• Description of the task:
Could you return every line of the records below that contains the word "faktúry"?

• Entries shown:
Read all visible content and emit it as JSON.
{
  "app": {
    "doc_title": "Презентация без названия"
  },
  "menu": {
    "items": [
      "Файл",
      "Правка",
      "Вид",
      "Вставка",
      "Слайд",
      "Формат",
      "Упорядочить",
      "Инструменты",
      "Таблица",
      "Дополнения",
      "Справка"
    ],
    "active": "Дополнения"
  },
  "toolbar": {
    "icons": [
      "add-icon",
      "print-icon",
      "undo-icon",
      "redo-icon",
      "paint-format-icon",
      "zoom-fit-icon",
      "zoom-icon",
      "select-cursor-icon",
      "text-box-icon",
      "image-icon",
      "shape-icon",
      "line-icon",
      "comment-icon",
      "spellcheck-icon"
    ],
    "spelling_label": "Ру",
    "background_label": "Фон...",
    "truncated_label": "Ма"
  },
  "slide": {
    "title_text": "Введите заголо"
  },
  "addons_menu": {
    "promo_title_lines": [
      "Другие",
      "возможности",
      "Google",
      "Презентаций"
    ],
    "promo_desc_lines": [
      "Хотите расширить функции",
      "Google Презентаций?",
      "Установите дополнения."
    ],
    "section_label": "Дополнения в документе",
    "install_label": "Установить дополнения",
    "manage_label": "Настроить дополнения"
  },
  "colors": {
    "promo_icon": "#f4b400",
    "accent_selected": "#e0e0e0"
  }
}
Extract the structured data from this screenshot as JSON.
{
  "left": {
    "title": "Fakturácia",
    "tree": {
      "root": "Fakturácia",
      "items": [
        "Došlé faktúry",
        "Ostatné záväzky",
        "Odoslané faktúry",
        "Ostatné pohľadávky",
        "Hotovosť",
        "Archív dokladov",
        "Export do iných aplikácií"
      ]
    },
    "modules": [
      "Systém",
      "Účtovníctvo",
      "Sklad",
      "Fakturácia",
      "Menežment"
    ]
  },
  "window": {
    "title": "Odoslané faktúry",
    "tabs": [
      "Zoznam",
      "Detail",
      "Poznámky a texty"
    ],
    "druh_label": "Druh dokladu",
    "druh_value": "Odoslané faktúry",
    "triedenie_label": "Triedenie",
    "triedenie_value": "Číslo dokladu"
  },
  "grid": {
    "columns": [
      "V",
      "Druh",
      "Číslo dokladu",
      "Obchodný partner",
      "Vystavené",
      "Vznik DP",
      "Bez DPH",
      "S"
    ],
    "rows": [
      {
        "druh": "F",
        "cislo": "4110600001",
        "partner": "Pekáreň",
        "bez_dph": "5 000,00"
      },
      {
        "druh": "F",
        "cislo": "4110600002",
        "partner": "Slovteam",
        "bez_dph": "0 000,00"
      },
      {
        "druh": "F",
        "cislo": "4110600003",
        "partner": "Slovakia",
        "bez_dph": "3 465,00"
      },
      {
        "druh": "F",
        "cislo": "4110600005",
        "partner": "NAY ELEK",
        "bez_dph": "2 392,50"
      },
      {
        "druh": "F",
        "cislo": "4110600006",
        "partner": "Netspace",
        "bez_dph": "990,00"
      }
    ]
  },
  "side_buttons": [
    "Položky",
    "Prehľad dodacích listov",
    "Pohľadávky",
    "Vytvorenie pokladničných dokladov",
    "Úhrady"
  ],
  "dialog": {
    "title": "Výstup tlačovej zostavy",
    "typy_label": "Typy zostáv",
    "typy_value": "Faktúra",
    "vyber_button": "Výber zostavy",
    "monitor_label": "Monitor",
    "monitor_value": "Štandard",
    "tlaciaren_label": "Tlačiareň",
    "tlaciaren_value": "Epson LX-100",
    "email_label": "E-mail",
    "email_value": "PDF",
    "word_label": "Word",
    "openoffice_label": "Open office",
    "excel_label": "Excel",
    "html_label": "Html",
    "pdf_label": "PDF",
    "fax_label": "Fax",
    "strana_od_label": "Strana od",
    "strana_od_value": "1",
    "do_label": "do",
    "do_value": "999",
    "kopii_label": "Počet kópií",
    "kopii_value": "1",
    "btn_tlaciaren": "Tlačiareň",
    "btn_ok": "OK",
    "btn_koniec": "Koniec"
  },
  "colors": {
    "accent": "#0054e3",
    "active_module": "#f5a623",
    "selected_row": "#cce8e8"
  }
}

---

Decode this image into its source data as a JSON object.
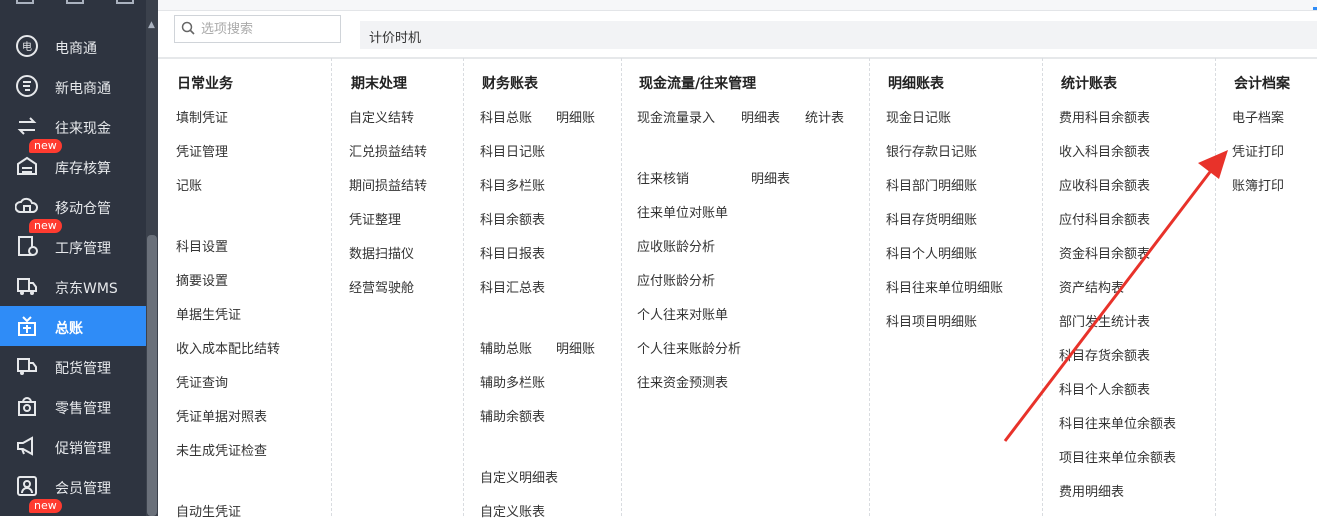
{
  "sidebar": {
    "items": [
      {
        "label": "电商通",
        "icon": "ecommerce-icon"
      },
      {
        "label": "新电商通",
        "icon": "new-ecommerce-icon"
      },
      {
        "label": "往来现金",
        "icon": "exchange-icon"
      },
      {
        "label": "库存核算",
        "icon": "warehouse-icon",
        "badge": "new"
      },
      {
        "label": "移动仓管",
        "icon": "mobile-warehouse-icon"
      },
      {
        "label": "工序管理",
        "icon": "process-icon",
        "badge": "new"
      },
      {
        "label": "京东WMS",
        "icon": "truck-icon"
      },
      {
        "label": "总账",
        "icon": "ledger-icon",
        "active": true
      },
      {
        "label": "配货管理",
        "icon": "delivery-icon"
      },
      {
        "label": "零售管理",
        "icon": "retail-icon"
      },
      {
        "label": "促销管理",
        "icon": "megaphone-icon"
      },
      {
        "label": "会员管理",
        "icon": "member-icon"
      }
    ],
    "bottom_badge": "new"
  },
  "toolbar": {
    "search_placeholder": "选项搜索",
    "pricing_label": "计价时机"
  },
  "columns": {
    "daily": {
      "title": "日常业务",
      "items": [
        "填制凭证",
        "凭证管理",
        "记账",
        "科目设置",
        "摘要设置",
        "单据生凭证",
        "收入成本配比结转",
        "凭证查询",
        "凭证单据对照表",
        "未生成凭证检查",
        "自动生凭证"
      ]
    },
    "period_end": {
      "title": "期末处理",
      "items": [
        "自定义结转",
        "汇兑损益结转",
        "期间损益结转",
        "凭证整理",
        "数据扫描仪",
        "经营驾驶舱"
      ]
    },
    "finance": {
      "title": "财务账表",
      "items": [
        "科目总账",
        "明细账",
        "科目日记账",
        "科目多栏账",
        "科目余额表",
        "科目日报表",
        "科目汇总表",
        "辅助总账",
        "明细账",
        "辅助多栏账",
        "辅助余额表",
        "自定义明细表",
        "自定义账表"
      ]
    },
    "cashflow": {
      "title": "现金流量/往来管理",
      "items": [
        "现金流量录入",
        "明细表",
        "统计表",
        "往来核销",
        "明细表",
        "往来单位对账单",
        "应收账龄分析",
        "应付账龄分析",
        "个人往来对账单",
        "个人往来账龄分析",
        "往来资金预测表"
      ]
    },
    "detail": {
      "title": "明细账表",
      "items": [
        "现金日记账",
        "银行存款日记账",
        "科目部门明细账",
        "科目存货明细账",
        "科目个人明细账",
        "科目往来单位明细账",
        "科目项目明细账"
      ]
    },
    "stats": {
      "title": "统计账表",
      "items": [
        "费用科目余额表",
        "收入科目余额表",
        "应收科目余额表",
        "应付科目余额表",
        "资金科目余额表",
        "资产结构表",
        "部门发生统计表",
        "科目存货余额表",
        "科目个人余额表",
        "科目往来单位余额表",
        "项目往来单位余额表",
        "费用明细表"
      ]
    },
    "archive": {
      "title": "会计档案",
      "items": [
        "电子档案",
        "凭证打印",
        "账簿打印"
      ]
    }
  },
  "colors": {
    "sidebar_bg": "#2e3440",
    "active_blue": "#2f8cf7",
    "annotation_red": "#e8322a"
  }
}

• Task result:
        "Došlé faktúry",
        "Odoslané faktúry",
    "title": "Odoslané faktúry",
    "druh_value": "Odoslané faktúry",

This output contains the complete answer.